Aim of the task:
Exactly as written, print every line of the listing below and omit its pictures.

Dataset entries:
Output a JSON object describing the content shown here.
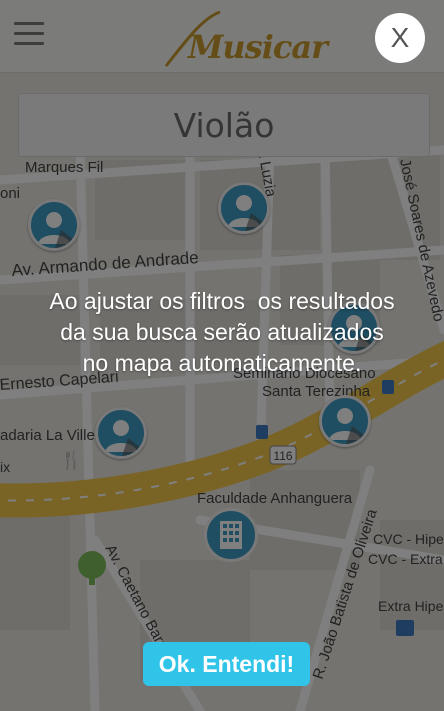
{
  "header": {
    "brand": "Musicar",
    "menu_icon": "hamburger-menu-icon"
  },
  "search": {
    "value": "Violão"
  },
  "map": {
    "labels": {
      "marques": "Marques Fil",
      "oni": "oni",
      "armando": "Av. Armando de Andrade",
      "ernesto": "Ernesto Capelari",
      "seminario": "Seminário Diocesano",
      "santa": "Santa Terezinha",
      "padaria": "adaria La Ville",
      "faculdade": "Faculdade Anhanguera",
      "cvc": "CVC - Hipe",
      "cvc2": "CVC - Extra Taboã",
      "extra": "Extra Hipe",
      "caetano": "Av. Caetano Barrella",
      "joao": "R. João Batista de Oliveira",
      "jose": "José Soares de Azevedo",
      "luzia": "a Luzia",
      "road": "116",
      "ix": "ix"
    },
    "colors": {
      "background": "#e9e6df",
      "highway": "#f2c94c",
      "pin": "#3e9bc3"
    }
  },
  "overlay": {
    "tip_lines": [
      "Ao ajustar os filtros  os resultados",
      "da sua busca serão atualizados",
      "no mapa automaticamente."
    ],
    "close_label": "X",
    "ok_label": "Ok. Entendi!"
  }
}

Your response:
Output a JSON object describing the content shown here.
{
  "header": {
    "brand": "Musicar",
    "menu_icon": "hamburger-menu-icon"
  },
  "search": {
    "value": "Violão"
  },
  "map": {
    "labels": {
      "marques": "Marques Fil",
      "oni": "oni",
      "armando": "Av. Armando de Andrade",
      "ernesto": "Ernesto Capelari",
      "seminario": "Seminário Diocesano",
      "santa": "Santa Terezinha",
      "padaria": "adaria La Ville",
      "faculdade": "Faculdade Anhanguera",
      "cvc": "CVC - Hipe",
      "cvc2": "CVC - Extra Taboã",
      "extra": "Extra Hipe",
      "caetano": "Av. Caetano Barrella",
      "joao": "R. João Batista de Oliveira",
      "jose": "José Soares de Azevedo",
      "luzia": "a Luzia",
      "road": "116",
      "ix": "ix"
    },
    "colors": {
      "background": "#e9e6df",
      "highway": "#f2c94c",
      "pin": "#3e9bc3"
    }
  },
  "overlay": {
    "tip_lines": [
      "Ao ajustar os filtros  os resultados",
      "da sua busca serão atualizados",
      "no mapa automaticamente."
    ],
    "close_label": "X",
    "ok_label": "Ok. Entendi!"
  }
}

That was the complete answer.